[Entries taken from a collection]
----------
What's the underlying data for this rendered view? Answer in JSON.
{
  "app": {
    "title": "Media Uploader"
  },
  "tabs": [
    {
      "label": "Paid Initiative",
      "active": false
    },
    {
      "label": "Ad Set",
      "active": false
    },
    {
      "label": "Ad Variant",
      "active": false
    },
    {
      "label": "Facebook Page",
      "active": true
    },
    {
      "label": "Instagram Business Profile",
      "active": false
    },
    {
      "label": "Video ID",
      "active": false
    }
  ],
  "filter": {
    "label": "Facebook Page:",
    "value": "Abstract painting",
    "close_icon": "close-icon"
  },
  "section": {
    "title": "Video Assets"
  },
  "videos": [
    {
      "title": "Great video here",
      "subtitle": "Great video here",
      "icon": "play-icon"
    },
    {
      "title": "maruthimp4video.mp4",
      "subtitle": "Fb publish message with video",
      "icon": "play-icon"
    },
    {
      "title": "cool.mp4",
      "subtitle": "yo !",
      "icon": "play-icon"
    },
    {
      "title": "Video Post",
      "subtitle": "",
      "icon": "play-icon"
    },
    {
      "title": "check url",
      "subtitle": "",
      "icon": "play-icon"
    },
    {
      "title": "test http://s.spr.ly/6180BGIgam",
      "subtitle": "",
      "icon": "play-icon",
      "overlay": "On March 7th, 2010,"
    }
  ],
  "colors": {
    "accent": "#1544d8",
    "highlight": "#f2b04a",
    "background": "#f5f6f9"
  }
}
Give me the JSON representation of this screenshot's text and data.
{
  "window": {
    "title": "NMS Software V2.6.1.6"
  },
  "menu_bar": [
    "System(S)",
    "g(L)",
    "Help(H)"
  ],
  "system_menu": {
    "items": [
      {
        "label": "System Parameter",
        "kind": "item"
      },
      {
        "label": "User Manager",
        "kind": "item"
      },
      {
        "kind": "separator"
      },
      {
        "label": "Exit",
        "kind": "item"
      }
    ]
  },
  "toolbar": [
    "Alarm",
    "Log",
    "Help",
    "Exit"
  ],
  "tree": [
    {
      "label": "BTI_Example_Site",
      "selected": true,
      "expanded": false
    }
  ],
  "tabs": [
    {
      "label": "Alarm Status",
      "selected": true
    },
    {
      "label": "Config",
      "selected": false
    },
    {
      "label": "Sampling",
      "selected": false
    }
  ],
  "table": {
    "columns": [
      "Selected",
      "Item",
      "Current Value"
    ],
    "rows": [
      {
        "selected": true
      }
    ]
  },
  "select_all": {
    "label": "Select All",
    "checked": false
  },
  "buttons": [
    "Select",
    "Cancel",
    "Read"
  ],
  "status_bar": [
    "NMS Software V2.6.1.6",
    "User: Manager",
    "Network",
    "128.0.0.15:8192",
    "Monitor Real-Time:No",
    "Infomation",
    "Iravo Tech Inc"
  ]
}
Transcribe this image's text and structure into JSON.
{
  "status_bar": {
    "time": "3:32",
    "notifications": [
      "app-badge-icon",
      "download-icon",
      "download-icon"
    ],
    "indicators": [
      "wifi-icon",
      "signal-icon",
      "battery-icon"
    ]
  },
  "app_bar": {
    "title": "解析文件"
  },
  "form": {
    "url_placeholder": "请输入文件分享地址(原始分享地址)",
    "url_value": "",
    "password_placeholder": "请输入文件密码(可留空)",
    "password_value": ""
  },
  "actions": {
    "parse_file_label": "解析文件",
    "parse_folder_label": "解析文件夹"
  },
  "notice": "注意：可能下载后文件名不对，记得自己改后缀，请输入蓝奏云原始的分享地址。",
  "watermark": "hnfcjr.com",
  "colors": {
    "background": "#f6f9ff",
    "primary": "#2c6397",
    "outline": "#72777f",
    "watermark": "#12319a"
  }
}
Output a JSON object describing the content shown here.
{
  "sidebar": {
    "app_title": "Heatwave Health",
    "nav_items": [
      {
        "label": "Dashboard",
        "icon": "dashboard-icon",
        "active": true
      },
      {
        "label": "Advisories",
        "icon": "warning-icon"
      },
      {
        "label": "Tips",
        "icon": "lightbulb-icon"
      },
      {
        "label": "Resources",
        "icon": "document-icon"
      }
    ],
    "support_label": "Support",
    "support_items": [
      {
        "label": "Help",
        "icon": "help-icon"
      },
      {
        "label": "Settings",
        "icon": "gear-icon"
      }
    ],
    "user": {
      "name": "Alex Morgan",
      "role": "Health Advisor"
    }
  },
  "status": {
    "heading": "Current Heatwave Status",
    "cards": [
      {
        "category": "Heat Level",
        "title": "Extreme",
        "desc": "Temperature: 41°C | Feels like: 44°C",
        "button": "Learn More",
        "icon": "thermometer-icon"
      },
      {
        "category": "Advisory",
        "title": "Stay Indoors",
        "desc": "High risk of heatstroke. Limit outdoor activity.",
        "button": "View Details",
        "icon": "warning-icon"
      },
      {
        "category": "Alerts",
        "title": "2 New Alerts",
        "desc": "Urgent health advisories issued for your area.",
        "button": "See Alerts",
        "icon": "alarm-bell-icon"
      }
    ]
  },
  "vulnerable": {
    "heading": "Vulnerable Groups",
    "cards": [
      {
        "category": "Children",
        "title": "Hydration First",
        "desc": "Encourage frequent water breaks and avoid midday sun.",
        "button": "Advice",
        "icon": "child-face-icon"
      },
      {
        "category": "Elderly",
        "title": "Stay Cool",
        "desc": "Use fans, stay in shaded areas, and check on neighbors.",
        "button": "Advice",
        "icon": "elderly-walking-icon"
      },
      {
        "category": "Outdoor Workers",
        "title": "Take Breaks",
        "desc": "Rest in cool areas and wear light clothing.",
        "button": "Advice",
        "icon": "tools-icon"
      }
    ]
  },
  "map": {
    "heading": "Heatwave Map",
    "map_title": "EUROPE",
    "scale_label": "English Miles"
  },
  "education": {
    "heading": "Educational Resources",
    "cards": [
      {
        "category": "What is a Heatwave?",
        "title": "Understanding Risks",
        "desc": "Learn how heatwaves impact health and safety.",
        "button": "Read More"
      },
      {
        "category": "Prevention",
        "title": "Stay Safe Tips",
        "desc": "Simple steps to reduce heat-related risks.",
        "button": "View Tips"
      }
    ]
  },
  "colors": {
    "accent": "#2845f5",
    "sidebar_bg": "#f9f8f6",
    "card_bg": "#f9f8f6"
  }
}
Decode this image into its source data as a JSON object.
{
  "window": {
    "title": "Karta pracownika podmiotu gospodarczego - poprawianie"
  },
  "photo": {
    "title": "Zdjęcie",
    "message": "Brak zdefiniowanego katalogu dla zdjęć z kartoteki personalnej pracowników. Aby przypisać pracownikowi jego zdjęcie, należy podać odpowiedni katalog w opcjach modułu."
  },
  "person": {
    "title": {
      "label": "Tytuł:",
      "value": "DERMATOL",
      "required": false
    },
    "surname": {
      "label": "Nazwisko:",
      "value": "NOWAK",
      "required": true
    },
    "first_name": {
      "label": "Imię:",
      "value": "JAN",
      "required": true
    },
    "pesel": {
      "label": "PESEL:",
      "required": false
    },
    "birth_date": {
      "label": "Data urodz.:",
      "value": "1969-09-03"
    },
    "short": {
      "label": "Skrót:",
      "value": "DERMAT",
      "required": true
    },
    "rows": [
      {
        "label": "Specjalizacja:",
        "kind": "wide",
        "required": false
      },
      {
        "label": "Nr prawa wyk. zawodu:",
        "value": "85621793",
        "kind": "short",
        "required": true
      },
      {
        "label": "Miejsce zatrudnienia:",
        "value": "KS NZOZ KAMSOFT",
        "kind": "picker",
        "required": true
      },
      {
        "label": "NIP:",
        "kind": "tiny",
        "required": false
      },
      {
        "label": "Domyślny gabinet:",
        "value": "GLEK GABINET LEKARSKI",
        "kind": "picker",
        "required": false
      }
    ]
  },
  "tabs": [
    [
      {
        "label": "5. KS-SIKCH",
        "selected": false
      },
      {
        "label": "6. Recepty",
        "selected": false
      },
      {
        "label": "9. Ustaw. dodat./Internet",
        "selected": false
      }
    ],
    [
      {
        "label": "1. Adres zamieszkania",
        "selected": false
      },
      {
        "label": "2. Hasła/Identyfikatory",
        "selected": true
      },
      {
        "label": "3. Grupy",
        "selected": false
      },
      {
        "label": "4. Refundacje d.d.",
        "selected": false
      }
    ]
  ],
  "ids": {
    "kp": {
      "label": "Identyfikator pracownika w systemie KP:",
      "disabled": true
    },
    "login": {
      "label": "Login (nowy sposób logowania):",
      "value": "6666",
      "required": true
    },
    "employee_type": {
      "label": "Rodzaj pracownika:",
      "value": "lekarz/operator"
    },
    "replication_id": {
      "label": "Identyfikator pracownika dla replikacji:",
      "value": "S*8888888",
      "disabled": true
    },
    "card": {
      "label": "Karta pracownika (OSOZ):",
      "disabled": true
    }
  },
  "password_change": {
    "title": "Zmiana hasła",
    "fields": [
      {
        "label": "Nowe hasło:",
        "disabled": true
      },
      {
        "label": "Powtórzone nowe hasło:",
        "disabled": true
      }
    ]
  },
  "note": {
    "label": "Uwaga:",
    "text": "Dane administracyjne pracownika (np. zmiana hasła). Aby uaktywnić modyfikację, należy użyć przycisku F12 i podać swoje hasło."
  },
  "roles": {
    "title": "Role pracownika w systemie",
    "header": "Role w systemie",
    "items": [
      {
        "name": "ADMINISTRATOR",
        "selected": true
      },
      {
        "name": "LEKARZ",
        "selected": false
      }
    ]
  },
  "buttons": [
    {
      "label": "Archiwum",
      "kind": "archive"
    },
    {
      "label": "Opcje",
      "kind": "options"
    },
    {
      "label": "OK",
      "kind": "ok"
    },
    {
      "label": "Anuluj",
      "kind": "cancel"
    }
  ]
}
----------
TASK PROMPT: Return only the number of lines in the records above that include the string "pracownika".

OUTPUT OF THE EXERCISE: 7